**DATASET CONTENT**
=-=-=-=-=

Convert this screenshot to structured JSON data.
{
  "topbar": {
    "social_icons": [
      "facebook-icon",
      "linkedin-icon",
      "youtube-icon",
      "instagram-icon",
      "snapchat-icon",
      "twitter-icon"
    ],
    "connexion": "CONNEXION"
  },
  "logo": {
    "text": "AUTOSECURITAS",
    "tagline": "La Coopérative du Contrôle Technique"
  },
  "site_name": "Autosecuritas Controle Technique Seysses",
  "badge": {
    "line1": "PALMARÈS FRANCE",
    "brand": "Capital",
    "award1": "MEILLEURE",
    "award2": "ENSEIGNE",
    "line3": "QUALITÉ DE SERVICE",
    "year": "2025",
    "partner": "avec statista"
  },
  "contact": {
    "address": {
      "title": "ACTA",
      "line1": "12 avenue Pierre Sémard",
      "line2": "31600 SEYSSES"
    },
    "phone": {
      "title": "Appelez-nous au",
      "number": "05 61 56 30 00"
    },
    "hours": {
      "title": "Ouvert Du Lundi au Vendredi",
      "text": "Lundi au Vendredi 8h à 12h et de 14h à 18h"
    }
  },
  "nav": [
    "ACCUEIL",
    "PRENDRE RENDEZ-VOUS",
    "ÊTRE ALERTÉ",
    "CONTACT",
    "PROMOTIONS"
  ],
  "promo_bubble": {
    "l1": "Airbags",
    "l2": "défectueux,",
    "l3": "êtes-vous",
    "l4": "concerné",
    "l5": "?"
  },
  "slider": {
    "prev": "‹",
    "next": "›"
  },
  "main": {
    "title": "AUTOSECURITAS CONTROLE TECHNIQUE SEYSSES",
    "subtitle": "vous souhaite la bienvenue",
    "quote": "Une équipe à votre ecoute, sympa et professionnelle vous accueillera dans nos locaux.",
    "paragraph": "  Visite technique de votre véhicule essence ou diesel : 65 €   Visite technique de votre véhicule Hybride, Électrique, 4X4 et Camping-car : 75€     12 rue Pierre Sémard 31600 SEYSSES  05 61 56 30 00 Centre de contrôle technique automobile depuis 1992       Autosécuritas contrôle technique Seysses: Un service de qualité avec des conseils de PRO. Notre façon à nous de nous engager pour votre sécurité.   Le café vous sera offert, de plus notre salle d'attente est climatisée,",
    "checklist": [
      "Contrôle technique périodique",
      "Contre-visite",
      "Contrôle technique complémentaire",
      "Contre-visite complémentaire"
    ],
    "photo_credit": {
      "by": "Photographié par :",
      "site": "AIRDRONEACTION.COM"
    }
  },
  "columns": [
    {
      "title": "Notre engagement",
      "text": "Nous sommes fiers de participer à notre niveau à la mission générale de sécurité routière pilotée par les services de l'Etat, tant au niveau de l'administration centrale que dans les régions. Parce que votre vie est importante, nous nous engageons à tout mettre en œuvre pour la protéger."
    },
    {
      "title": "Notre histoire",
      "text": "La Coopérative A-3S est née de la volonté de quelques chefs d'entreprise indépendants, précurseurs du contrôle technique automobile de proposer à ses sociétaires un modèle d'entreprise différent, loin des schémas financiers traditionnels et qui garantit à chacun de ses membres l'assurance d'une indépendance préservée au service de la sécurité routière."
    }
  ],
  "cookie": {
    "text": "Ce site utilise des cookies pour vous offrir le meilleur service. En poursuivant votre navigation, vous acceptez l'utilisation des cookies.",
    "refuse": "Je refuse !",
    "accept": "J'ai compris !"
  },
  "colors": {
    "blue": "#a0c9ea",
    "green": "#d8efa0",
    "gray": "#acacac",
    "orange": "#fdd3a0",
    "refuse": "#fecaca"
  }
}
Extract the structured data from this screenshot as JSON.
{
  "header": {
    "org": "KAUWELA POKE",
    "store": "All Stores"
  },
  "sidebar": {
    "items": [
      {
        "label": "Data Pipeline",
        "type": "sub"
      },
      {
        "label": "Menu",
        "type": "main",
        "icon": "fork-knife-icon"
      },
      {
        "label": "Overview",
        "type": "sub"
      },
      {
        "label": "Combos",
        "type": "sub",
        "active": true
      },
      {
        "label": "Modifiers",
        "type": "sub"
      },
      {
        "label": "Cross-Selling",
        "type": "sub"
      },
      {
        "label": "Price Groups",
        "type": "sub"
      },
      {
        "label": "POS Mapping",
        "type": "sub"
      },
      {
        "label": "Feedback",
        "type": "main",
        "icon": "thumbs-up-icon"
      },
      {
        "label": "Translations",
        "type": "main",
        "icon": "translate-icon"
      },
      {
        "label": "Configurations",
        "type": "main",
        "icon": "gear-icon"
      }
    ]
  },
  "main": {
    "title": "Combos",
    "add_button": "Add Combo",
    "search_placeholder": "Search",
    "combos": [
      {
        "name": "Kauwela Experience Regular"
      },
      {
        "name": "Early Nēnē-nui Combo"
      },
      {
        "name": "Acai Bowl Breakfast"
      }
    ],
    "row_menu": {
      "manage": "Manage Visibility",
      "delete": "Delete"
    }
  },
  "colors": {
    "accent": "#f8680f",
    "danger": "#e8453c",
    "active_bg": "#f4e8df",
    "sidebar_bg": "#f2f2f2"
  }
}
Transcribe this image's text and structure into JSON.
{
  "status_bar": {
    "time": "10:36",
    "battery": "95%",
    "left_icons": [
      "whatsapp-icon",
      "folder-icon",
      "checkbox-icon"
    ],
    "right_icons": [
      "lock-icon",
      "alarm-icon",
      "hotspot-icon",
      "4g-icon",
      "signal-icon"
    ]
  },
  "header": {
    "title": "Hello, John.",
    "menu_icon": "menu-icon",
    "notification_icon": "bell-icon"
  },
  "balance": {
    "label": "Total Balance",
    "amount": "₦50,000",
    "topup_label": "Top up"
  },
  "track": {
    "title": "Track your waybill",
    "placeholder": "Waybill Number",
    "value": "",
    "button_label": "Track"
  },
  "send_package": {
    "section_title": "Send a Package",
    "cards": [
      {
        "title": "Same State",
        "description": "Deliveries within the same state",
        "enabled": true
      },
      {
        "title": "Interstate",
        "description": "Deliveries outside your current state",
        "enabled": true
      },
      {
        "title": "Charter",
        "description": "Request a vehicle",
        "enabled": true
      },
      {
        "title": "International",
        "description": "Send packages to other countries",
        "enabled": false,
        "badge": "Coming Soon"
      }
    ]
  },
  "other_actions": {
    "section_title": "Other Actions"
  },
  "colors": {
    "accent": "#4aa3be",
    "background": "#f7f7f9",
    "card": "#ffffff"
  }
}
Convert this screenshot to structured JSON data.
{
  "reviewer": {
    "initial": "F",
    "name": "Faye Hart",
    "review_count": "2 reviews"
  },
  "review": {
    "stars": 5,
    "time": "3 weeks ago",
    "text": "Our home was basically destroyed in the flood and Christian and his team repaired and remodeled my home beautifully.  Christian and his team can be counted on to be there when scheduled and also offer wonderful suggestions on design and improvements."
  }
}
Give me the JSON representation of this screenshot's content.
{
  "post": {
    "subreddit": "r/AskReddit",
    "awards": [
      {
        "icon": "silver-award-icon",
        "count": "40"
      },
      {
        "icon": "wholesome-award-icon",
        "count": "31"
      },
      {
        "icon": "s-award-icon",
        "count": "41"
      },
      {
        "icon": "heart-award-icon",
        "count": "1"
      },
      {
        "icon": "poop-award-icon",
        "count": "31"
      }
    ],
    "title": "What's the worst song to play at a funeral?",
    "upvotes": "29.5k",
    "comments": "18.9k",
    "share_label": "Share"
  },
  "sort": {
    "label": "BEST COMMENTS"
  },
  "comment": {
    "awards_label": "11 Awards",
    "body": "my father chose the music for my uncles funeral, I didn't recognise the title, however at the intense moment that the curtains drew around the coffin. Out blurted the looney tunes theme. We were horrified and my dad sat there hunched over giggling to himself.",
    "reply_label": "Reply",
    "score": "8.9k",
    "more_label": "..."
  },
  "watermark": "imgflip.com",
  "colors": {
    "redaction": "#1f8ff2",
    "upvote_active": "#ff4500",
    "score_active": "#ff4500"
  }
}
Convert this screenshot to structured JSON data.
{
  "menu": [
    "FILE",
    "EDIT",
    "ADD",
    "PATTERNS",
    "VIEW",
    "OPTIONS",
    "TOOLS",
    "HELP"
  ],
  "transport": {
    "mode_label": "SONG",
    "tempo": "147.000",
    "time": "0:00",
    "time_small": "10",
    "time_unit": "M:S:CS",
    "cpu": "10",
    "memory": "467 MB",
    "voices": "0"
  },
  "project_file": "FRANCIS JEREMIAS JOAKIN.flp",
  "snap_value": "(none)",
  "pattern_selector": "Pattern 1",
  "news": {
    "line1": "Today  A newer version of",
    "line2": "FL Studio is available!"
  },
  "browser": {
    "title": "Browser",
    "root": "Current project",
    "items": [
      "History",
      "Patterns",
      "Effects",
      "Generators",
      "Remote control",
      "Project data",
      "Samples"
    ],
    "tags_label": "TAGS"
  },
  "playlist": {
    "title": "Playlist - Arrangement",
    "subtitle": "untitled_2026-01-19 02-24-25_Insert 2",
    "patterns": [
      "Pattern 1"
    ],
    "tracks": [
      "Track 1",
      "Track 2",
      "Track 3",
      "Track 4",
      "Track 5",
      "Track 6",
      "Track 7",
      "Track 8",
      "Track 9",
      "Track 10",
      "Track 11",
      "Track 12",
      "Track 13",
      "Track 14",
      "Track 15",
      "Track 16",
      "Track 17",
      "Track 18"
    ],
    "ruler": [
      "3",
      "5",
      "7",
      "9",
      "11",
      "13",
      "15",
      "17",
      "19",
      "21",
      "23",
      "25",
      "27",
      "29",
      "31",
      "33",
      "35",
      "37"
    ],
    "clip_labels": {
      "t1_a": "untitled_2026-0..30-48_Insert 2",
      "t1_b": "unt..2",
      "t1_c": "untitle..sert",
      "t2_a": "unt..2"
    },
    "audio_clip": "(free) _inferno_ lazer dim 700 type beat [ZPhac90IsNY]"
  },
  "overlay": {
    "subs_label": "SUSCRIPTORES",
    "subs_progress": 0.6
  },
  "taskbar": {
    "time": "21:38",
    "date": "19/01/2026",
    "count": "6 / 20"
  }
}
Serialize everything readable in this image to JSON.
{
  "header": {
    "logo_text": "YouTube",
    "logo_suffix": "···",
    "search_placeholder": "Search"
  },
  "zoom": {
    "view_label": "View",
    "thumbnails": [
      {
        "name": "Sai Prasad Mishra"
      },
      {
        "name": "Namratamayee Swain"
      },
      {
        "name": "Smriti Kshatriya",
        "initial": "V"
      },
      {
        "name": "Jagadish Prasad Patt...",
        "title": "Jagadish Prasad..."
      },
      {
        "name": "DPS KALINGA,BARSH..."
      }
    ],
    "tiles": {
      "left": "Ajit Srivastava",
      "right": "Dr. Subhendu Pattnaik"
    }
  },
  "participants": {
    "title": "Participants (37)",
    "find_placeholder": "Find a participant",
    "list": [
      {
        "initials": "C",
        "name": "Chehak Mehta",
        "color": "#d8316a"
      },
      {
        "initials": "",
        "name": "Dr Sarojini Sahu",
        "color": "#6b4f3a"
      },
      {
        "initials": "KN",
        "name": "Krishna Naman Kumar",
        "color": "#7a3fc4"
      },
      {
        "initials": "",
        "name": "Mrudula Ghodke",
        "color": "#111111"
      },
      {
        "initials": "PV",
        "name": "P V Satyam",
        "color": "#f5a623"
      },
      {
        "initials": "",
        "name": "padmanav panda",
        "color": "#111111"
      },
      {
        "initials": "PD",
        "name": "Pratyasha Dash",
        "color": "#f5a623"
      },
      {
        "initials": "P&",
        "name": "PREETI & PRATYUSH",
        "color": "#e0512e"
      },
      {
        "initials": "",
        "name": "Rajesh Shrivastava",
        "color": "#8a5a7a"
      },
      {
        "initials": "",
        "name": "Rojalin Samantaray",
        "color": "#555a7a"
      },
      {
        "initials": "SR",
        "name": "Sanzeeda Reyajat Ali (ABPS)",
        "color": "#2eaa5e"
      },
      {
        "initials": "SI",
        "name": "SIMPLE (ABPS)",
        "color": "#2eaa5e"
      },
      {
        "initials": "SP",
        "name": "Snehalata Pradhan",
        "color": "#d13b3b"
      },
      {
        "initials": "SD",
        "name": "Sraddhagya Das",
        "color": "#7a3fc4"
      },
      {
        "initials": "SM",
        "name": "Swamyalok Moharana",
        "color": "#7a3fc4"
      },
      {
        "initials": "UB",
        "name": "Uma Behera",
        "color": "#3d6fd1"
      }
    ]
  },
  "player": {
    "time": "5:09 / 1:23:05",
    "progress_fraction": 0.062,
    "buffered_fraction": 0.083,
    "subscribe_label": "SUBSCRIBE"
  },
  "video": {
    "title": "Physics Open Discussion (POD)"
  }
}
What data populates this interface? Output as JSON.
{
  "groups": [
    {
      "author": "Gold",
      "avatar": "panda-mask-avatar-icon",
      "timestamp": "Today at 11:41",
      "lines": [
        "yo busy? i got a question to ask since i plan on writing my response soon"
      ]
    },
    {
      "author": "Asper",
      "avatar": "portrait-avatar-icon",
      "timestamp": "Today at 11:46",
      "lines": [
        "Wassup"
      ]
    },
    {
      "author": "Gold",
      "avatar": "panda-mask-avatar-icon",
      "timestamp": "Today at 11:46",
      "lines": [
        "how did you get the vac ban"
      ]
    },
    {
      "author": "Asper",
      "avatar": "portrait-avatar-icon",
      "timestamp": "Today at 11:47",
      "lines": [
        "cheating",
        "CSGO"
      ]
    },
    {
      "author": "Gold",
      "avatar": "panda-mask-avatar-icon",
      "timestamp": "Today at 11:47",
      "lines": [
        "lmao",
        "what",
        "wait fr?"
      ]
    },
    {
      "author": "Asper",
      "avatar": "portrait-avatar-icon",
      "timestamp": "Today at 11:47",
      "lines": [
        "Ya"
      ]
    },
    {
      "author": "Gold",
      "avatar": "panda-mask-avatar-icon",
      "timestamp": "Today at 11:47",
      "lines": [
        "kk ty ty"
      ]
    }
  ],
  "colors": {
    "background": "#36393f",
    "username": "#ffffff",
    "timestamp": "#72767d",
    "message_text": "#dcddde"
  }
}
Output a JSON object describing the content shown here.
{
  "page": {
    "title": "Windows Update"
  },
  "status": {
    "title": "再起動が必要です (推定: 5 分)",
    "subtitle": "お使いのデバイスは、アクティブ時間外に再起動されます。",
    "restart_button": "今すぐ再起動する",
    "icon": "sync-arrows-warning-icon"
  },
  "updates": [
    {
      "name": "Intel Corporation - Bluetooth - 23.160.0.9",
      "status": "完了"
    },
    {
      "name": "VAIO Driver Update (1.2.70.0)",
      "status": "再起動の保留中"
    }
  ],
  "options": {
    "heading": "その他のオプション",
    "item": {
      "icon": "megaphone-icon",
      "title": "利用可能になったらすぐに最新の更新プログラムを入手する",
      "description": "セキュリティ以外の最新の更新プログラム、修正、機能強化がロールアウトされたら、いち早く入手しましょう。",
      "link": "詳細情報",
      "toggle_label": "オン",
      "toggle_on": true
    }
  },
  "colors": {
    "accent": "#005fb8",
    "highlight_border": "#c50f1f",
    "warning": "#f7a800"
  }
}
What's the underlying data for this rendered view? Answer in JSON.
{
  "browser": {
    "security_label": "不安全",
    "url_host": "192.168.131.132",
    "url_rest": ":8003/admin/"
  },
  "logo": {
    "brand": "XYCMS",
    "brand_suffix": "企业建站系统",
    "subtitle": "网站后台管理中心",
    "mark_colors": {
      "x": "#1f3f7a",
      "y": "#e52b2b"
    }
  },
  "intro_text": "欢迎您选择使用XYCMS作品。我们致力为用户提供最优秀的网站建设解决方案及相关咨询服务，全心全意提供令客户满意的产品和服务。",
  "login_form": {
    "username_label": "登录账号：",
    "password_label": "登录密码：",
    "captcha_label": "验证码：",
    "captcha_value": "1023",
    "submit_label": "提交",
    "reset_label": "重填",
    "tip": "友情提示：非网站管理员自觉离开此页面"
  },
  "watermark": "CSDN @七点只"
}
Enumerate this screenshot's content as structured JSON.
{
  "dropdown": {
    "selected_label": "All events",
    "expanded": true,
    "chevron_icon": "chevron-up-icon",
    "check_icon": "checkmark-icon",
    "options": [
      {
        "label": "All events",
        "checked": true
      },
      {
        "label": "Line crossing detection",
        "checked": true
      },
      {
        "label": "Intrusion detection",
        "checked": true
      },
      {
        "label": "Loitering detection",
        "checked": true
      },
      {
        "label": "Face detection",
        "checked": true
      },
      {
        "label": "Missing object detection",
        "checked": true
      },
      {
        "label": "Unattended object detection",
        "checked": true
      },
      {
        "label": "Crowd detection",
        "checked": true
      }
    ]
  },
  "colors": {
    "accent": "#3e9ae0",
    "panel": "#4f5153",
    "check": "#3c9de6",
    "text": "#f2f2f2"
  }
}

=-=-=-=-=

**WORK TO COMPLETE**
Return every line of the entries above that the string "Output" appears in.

**REPLY TO THE TASK**
What data populates this interface? Output as JSON.
Output a JSON object describing the content shown here.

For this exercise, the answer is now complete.